Readers, I come to you today dressed in what ladies used to call a ‘duster”, or a ‘house dress”. Please don’t tell my Mother. She wouldn’t understand. I know she’s deceased, but Mothers have their ways of finding things out. Here’s a little background:
When I was growing up, housewives frequently wore these unattractive sleeveless cotton garments, which seemed to be a cross between a bathrobe and a dress. They often had garish patterns of watermelons or gingham. While these were never to be worn outside the home, they were deemed to be suitable inside daytime attire by some ladies for times when one should be dressed but due to the heat, one could not allow said clothes to touch one’s body.
On our street in the 1960s, virtually every mother was at home during the day. I was used to being greeted at the doors of my friend’s homes by ladies in house dresses, sporting helmet hairdos, smelling of cigarette smoke, Final Net hairspray and starch, Yes, I think some of the house dresses were starched and ironed.
My Mother on the other hand, never sunk so low as to don a house dress. She didn’t ever say they were tacky; I just knew. As I recall she wore what were called ‘shorts sets”, consisting of say, solid color shorts with a striped or printed blouse, with a Peter Pan collar and loafers. Unlike some of the other neighborhood ladies, she had what was deemed a “cute figure”, with slim, not jangly upper arms and evenly proportioned hips and bust. She watched her weight, sometimes announcing she was “reducing”, then eating garden style cottage cheese at lunch for a week.
She reinforced her helmet hairdo by wrapping it in toilet paper at bedtime, just like the other ladies alright, but her daytime appearance was tidy and tailored. She never seemed to get dirty, but every afternoon without fail, I suppose after she had cooked dinner, she disappeared into her bathroom to “freshen up” for my Father. By the time he came home she had on another crisply ironed blouse, and had applied new lipstick, Revlon face powder and black Maybelline cake mascara.
My Mother and I were of the same mind regarding fashion right up until I was about six years old and began to have my own preferences. After that all bets were off. I did not want to wear all those slips and things that were called “petti pants.” I wanted to wear my white shorts with a white shirt, which my Mother would not allow because she said it didn’t match. How could they not match if they were both the same color? I did not want to wear a dress identical to that of my four year old sister. And I certainly did not want to wear a dress patterned after one that Julie Andrews wore in the Sound of Music. Anyone could see it had a very scratchy built in petticoat.
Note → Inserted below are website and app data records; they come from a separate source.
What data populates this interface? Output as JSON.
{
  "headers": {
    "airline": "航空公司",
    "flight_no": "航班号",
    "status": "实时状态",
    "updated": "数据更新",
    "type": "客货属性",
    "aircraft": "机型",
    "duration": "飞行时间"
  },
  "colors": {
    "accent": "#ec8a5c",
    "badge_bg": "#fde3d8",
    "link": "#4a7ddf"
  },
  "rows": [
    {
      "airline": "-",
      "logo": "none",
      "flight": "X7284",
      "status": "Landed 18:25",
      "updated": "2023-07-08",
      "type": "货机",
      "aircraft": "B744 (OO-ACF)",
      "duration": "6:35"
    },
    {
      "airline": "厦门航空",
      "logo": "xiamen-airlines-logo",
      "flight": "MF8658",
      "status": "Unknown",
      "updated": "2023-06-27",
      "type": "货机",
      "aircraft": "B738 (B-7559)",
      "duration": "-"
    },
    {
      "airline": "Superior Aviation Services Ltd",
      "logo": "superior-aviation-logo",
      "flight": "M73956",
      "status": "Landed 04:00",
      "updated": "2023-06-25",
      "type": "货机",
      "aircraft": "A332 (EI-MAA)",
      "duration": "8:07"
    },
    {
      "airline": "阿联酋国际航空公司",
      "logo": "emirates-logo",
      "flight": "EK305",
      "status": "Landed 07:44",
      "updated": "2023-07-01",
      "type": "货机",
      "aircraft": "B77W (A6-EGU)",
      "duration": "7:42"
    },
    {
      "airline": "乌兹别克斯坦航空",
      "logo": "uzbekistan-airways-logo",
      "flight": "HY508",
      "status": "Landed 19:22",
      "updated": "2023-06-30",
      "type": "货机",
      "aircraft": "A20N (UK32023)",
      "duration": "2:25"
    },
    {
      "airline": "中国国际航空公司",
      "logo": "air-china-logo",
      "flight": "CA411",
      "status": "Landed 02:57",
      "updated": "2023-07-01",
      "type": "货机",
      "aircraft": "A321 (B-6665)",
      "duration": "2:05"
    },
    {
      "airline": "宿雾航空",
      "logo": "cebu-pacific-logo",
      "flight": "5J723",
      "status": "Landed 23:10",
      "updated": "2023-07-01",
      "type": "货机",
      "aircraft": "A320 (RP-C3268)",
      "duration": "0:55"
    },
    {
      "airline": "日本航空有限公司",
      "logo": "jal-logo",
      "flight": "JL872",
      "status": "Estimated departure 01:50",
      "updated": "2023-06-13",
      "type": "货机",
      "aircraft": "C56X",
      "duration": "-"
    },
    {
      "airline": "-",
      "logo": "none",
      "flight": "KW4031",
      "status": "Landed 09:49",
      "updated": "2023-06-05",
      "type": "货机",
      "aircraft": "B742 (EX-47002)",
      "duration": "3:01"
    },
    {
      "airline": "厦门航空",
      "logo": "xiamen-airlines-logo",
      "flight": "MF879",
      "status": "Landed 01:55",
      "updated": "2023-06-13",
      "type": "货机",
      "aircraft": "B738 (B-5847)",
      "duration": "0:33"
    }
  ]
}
Cut to high school. Whenever we shopped together my Mother was sure to whisk a preppy little top from a hanging rack and exclaim, “Isn’t this darling?” Uh, no. I was going to wear men’s overalls from Sears and high topped tennis shoes, and I did. My Mother was mortified.
Eventually the pitched battles ended, but we remained at opposite ends of the fashion spectrum right up to the last years of her life, when I was often the one to choose her clothes. I always knew what she would like: little white sandals, straw purses, pants sets that matched and had to be ironed, dainty feminine nightgowns.
If my Mother were to see me today in a duster, ( And actually it’s a little loose sleeveless dress with a muted neutral print from the thrift store. But I USE it as a duster) she would only be baffled and disappointed at my choice. But we have led different lives. My Mother stayed in the house to protect her hairdo. I go outside in a pony tail, climb a six foot ladder and pick figs for an hour. My Mother did all the housework in our home, except on the days the maid came, but seemed to stay clean. I can’t walk from the bedroom to the kitchen without spilling something down my shirt. If my Mother did perspire a little during the day there would be no trace of it by the time her man came home. I make no attempt to disguise whatever condition I may be in when my husband comes home, and he has never objected.
Despite our differences, as I look back I have respect for what my Mother was trying to do. In the rigid world inhabited by housewives in the 1960s, with the paucity of choices available, my Mother was trying to find her own way to have a sense of self. She would rise above the tyranny of the housedress and instead clothe herself in an array of snappy, sassy outfits which emphasized her youthful figure. She might iron and cook all day but she would always find the time for the feeling of luxury that came with the application of her makeup. She might be only a housewife, but she would remind herself daily with her careful attention to her person that she was capable of so much more.
I think she wanted those same things for me, and tried to achieve her goals for me through the lens of choices she could see as acceptable for girls and women at the time. But I saw so many more options, having grown up in a time when women were becoming empowered, that I saw her ideas as constricting, unimaginative and hopelessly old fashioned.
Well Mother, you succeeded. I have managed to find my own sense of self, and follow it, though I may be the only one I know who sees what I see or wants to do what I want to do. I have raised a family but do not see my own dreams as subordinate to theirs. When I return home from a day in the professional world, my home is a haven where I can nurture my own interests and relationships, and suit only myself. And if it suits me to wear my improvised duster, because it is 102 degrees outside, then I wear it proudly.